The data challenge has become increasingly difficult right now with the continuous expansion of data sources, events and data points. Many companies are struggling to make sense of this information in a meaningful way while realizing that the customer experience is the new battleground.
This only underscores the fact that the stakes are high and many companies are launching analytics initiatives without understanding how to interpret and analyze their data.
So how do they start learning this so they can better understand what their data is telling them?
Customer and engagement data is more than simply connecting the silos as any given transaction or event can often span several disparate applications collecting data at varying degrees of granularity. Each data point is a valuable insight for companies and determining which silos to connect is usually a conversation limited to individual lines of business attempting to solve a point to point problem.
Connecting the data to seize opportunities is critical and the focal point of the conversation needs to be the customer, not the internal business challenge or metric in order to provide a more comprehensive analytics and insight opportunity for the business.
We’re seeing that it’s putting many clients into the role of data management and that is exposing several new concerns and challenges. A recent study highlighted that the top three addressable areas for a CDP initiative are adhering to data privacy and collection standards, driving analytics and predictive insights for competitive advantage, and leveraging data-collection and a CDP to grow and acquire new customers. Add in the demands from the consumer to make this real time and a customer needs to be in the position of managing the collection, organization, and activation of customer data in real-time which is a pretty daunting task.
In order to improve the customer experience we need to collectively understand what a complete view of a customer is. The answer is the “right” customer which is typically a blend of several systems including sensitive, omni-channel, customer level data, along with anonymous data.
The immaturity curve of the analytics capability also sits with the requirements and latency from an organization and the ability to connect two sources to drive meaningful interaction. Achieving real-time, data driven analytics requires a combination of several key elements including client-side and server-side raw data along with audience and enrich data. This access allows the data supply chain to pull data from various sources, hence standardizing, transforming and enriching, integrating, and activating this to provide the real time experience customers demand.
The orchestration of customer data from end-to-end in real time is the playing field that will differentiate the winners from the losers in today’s digital economy.
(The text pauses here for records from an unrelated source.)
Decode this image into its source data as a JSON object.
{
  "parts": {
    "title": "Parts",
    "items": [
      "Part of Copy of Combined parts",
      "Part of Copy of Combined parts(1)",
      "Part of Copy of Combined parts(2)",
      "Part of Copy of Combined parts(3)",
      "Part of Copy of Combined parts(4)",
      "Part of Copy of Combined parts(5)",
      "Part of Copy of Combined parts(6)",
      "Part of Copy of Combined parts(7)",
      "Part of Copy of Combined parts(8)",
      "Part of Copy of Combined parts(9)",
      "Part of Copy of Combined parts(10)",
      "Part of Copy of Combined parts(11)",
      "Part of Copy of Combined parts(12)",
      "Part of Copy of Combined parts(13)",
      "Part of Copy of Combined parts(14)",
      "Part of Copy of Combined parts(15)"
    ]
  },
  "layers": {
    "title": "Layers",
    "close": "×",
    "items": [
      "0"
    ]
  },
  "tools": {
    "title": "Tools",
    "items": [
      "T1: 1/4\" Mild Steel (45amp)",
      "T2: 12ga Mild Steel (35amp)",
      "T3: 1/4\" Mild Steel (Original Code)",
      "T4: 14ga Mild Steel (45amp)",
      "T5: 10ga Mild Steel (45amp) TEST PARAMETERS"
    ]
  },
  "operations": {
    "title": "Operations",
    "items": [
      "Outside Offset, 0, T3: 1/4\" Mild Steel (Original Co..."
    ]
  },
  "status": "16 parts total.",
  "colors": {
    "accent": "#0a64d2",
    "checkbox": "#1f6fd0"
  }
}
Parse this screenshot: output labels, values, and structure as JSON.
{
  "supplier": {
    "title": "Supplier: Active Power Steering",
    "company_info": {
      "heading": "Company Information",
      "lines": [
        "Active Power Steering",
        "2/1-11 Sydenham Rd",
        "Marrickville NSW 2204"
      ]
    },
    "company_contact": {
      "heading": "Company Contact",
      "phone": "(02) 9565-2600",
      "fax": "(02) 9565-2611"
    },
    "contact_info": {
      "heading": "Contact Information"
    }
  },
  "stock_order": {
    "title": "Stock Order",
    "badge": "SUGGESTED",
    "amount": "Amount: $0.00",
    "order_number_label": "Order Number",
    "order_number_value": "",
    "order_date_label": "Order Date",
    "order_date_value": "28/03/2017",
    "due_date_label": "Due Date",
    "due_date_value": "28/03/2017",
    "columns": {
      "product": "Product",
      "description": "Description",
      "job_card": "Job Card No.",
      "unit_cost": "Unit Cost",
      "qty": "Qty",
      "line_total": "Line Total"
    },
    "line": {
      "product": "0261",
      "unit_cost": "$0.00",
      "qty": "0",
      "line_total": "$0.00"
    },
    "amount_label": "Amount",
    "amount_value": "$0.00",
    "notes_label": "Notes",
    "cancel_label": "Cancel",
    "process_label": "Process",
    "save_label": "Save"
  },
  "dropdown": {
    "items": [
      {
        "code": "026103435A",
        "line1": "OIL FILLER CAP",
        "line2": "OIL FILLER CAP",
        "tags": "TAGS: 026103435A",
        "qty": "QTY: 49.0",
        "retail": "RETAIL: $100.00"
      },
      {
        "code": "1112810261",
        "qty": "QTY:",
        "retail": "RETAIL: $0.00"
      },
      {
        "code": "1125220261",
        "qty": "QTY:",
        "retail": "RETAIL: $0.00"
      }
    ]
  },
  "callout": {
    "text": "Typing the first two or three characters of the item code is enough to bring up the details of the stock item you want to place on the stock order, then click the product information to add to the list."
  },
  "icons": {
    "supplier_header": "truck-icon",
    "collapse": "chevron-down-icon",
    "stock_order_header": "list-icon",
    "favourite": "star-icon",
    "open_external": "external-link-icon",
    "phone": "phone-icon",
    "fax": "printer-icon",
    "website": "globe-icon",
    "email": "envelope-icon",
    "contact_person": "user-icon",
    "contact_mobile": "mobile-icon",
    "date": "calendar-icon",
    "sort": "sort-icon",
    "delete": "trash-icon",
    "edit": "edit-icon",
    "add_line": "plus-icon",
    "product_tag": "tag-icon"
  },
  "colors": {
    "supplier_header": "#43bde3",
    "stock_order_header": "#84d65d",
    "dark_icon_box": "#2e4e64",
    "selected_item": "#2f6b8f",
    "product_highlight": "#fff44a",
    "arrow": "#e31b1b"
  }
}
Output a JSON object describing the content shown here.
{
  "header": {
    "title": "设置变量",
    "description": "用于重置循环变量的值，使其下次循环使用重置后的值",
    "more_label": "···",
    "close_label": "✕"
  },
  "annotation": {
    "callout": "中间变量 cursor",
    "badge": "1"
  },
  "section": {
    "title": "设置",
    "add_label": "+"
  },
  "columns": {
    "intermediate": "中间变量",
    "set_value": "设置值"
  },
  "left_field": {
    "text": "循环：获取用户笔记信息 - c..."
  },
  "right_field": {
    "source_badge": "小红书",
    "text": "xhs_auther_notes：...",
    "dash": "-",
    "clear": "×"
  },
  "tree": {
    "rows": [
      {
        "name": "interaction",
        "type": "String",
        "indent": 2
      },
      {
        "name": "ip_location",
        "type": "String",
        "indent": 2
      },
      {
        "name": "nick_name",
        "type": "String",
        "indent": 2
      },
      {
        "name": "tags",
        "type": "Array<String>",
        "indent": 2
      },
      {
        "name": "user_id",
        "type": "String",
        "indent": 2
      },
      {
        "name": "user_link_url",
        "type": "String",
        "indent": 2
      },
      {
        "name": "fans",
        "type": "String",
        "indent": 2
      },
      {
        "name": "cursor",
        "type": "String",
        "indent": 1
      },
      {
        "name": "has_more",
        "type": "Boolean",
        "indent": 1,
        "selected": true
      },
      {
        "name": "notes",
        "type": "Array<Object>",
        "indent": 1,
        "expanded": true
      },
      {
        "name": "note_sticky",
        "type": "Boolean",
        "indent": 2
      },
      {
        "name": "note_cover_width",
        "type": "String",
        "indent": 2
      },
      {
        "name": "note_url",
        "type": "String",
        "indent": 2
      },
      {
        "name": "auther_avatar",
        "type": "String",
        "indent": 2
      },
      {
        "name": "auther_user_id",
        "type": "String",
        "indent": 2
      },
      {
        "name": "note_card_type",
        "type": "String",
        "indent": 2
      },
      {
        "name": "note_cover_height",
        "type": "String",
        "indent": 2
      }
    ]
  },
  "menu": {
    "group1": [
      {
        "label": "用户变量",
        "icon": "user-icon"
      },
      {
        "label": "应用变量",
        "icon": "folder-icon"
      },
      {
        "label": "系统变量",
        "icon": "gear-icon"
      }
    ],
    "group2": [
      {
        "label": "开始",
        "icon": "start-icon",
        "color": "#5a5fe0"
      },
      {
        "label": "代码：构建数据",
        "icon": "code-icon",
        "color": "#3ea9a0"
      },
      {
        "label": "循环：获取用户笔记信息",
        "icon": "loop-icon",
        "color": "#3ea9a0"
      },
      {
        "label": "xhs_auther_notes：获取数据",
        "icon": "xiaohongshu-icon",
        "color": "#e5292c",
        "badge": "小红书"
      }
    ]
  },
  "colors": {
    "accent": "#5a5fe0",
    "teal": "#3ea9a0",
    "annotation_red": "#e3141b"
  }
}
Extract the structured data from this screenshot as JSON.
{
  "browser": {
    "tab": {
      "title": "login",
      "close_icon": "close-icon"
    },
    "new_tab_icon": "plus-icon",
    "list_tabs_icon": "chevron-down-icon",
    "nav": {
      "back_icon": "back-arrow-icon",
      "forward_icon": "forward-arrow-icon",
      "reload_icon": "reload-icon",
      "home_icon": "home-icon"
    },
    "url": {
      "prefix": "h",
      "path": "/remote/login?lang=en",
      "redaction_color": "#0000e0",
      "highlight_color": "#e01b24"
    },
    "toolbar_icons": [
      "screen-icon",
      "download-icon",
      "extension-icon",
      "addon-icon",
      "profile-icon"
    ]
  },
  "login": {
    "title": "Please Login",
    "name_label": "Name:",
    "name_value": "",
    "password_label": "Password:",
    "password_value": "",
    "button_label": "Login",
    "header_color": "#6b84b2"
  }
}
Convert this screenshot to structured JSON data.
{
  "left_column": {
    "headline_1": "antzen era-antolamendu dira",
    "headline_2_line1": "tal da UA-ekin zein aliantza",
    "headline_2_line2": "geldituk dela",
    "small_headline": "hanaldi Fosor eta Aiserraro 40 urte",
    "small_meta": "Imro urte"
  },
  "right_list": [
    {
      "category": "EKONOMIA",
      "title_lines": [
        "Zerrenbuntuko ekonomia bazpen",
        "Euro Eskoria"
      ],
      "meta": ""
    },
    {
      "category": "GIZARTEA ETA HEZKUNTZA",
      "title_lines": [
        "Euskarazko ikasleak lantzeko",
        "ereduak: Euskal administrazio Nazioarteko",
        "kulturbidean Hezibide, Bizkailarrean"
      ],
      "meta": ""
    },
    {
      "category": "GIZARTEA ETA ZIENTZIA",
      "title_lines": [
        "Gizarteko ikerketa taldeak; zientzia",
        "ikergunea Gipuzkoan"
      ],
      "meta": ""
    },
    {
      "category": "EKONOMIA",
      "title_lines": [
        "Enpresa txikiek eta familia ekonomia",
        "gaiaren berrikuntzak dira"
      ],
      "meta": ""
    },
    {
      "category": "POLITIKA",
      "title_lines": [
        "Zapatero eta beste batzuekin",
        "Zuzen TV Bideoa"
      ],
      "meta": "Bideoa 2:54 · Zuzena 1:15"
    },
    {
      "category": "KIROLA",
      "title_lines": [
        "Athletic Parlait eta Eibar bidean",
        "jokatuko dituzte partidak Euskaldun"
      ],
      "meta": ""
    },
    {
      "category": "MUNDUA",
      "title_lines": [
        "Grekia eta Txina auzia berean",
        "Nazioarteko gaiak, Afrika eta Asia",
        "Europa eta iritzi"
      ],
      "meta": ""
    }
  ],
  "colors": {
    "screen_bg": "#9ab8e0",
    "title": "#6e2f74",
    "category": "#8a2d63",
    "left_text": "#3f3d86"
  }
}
Creating trust to drive impactful insights in real time is critical and knowing your industry and meaningful metrics is a step that any analytics initiative should take into consideration. In combination we need to understand the trends globally as CDP initiatives are growing at a accelerated rate and the market for customer data platforms is expected to grow from $2B to over $10B in the next four years.
With the impeding events of third-party cookie loss and the emergence of conversions APIs it is clear that clients will have to better understand how to build a first-party data core to better market to their clients needs. Any analytics professional embarking on a project or program should take into consideration the key business metrics that will be measured as a gauge to success of the insights that come from the initiative.
Better data, better alignment with teams, and a better understanding of the business outcomes will help make your data a way to gain insight into opportunities for your business to scale.
Real time is a new ability that clients need to embrace in a secure, adaptive, and future-proof way to allow you to become the hero in your organization.